National History

The Community Partnerships for Protecting Children (CPPC) initiative was started in 1995 by the Center for the Study of Social Policy, with support from the Edna McConnell Clark Foundation. The Community Partnership approach starts with the premise that children’s safety depends on strong families, and strong families depend on connections with a broad range of people and organizations.

 No single factor is responsible for child abuse and neglect.

Therefore, no one public agency alone can safeguard children.

Local History

The national CPPC initiative began in four cities. Today, there are more than 50 partnerships across the country. CPPC Maine began in Portland in 2005. Planning was initiated by the Children’s Advocacy Council, the Maine Department of Health and Human Services, the United Way of Greater Portland, and Casey Family Services. Since beginning in 2005, CPPC has expanded to South Portland, Westbrook, Biddeford, Bangor, and Lewiston-Auburn, and continues to grow in communities across the state.

How It Works

Compared with traditional child welfare systems, CPPC involves many more partners, including neighbors, parents, law enforcement, schools, faith communities, and social service providers.

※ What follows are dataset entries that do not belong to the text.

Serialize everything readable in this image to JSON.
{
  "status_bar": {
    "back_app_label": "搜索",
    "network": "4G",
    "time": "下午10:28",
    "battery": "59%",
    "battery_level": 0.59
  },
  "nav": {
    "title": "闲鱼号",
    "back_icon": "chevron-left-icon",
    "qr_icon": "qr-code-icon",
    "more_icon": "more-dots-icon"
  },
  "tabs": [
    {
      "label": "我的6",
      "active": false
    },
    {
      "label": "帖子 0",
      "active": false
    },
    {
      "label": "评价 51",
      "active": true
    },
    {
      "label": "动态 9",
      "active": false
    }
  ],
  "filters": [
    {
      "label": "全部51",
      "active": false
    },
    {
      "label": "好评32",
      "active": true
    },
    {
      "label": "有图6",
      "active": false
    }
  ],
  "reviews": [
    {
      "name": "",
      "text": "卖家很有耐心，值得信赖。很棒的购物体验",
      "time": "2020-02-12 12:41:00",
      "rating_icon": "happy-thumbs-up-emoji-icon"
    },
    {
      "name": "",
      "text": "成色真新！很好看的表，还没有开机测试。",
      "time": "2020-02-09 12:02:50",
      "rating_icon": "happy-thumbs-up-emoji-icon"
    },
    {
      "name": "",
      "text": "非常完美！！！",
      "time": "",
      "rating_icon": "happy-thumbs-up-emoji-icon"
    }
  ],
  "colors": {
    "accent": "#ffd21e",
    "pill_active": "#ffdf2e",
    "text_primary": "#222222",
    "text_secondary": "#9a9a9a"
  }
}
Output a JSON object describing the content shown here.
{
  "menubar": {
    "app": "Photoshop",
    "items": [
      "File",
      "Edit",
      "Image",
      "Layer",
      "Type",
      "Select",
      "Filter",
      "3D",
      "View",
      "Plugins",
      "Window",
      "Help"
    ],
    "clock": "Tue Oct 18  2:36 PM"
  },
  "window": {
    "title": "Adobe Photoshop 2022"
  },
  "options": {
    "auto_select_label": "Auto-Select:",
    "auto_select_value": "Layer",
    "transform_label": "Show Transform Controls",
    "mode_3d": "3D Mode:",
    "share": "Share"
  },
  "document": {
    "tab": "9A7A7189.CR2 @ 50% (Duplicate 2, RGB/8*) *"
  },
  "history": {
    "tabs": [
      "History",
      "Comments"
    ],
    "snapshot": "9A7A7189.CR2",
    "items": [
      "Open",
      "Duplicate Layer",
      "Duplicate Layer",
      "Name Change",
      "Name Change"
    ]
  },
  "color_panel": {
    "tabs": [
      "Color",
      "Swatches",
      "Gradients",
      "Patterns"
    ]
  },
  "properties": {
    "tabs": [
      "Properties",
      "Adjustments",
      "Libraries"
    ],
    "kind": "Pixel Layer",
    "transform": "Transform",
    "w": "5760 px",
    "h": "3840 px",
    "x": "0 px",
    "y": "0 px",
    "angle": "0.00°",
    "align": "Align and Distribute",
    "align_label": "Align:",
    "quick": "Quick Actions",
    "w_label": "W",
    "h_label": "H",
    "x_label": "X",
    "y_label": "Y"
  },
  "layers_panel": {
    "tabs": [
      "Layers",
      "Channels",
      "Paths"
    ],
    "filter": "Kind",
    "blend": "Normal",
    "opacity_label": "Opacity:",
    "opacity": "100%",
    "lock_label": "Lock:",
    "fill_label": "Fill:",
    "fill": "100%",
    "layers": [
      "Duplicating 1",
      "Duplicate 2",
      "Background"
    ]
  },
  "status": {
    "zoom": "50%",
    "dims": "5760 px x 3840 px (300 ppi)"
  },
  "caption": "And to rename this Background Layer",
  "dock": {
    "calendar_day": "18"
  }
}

Partners reach out and support families before they face crises, and intervene more rapidly and effectively when abuse and neglect occur.  They also work to improve child protection policy and practice in ways that more reliably strengthen families and safeguard children. The success of the CPPC network depends on openness among all partners to work together and build new ways to support strong families and communities. To learn more, join us for a free CPPC 101 Training!

CPPC partners utilize four core strategies to achieve our mission.